**SOURCE RECORDS**
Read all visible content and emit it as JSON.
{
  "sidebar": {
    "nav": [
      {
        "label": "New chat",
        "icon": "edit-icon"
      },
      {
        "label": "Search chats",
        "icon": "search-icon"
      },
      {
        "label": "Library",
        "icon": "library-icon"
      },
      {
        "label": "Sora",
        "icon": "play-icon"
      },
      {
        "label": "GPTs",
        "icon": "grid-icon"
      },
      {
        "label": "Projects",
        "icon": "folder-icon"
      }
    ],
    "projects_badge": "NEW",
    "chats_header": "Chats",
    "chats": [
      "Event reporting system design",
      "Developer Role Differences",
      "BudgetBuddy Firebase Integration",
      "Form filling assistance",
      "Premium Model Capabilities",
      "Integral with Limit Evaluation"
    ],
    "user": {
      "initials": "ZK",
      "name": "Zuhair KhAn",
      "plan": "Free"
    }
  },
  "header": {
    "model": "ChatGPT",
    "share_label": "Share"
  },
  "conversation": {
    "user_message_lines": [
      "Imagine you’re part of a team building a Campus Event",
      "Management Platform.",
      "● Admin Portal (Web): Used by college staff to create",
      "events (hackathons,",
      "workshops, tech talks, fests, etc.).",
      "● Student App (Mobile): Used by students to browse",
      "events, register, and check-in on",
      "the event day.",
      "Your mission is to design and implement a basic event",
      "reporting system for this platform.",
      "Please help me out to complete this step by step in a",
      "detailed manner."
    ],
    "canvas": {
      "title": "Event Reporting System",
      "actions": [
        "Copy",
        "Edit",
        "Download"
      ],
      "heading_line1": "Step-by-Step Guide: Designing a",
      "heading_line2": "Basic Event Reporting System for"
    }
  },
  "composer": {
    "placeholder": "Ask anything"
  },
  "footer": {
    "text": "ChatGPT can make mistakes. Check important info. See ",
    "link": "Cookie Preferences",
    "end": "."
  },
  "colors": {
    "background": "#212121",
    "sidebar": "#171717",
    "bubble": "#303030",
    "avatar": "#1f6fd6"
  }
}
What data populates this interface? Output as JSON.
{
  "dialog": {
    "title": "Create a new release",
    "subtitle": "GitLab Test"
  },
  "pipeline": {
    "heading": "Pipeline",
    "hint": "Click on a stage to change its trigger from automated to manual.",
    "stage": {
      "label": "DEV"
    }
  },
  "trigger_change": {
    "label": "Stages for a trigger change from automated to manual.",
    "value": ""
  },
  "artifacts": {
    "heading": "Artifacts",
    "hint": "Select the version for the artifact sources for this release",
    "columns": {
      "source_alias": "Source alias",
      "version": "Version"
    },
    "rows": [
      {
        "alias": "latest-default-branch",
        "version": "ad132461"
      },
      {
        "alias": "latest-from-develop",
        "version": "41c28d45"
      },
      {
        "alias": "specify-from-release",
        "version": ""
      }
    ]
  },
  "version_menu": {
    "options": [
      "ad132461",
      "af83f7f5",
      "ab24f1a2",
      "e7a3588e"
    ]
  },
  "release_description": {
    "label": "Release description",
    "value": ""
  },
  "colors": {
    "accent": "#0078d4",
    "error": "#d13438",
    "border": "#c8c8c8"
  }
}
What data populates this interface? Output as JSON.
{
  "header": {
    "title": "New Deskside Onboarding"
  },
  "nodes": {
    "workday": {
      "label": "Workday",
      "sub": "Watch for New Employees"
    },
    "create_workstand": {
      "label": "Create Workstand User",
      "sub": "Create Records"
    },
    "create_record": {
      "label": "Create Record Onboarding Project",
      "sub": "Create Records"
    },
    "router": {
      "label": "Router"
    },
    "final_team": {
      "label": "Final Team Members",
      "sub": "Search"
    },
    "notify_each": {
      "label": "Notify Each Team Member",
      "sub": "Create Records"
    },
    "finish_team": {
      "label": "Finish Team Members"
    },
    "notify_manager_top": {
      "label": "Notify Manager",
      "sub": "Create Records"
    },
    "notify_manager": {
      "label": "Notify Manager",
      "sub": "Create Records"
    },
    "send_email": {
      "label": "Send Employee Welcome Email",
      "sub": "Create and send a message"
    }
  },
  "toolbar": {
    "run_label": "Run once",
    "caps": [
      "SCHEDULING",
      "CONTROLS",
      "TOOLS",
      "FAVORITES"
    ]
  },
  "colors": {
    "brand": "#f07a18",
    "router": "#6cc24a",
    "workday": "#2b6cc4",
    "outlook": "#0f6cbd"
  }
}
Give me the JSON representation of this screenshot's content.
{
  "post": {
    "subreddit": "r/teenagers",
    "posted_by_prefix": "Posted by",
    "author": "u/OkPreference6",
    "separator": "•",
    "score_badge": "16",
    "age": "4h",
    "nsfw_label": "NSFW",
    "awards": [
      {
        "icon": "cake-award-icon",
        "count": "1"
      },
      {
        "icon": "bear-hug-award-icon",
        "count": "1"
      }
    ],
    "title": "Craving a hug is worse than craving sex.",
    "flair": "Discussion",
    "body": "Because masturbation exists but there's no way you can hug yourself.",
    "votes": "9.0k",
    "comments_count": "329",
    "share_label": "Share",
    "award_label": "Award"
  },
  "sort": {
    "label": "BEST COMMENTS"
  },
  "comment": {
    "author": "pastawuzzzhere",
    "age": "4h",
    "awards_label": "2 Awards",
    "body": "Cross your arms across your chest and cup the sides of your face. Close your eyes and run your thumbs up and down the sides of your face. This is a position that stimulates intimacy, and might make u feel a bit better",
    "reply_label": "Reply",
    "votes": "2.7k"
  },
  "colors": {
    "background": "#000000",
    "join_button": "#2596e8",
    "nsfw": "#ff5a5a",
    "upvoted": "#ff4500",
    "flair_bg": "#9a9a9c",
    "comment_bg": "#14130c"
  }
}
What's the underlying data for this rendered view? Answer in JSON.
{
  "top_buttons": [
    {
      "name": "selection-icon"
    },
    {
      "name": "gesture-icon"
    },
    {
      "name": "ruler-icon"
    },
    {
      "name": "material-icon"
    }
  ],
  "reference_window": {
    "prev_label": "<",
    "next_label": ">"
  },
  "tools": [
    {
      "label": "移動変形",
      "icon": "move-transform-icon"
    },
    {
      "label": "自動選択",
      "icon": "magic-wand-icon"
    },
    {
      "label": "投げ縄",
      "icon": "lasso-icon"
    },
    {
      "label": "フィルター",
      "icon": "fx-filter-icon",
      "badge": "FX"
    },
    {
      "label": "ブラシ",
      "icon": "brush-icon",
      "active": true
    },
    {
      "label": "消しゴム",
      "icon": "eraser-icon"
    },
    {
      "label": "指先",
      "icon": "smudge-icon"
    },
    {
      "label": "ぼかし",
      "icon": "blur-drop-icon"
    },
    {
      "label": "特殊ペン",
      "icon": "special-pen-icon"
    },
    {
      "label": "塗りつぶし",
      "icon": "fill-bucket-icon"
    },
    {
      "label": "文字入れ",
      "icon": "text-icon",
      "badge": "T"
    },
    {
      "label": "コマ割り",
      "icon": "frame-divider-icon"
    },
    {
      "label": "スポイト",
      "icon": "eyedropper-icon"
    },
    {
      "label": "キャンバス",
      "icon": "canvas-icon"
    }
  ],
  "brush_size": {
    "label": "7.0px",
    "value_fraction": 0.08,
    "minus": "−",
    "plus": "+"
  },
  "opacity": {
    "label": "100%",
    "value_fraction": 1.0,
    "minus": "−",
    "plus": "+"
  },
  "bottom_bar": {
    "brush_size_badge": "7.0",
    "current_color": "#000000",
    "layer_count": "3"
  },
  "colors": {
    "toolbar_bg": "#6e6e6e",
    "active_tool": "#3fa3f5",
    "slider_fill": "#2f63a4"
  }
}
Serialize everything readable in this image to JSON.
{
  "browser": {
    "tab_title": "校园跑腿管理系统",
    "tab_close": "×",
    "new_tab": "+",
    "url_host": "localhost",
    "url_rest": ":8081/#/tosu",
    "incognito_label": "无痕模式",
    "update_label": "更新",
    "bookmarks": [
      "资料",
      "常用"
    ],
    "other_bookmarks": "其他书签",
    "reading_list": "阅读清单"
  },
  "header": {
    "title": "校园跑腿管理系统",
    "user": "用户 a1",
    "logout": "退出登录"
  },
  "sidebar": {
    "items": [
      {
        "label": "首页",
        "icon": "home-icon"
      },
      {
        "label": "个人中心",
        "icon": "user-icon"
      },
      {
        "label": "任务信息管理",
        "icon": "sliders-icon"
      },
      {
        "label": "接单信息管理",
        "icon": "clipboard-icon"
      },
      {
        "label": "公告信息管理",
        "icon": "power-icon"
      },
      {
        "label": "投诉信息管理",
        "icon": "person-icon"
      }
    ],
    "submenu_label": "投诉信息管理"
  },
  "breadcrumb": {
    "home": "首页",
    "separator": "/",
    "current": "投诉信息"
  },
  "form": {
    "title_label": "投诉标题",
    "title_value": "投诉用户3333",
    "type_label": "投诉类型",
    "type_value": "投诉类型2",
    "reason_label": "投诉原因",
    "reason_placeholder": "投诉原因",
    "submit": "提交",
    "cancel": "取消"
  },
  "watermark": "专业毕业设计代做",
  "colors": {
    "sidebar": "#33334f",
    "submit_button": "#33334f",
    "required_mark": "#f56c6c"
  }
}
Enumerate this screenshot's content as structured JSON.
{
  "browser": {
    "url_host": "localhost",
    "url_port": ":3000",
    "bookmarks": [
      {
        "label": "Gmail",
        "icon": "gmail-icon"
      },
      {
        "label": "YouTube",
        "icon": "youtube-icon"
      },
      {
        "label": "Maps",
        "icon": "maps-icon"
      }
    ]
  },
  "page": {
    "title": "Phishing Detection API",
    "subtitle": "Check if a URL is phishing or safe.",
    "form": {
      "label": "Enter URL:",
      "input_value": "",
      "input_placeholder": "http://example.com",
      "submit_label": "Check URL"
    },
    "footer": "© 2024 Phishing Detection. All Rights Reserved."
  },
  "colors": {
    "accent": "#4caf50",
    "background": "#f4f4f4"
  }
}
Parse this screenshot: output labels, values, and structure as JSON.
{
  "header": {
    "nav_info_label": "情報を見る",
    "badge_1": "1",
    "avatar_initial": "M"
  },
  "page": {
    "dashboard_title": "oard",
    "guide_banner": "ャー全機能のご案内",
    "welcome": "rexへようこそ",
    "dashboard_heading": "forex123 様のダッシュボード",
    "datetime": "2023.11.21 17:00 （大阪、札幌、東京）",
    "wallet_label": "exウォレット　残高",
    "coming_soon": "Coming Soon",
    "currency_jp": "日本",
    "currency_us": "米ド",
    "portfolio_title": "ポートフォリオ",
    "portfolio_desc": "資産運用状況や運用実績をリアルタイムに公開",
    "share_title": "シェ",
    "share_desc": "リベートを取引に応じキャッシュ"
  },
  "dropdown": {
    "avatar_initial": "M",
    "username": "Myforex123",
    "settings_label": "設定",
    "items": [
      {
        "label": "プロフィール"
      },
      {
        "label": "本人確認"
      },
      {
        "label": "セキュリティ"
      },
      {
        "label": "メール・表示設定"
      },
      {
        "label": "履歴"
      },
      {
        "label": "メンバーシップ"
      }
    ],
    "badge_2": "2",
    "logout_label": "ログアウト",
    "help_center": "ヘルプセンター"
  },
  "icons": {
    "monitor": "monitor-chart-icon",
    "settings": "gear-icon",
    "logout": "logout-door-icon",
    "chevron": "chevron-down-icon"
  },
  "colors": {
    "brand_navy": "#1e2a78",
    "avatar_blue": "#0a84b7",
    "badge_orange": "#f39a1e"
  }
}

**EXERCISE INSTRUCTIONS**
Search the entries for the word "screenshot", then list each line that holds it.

**THE COMPLETED TASK**
Give me the JSON representation of this screenshot's content.
Enumerate this screenshot's content as structured JSON.
Parse this screenshot: output labels, values, and structure as JSON.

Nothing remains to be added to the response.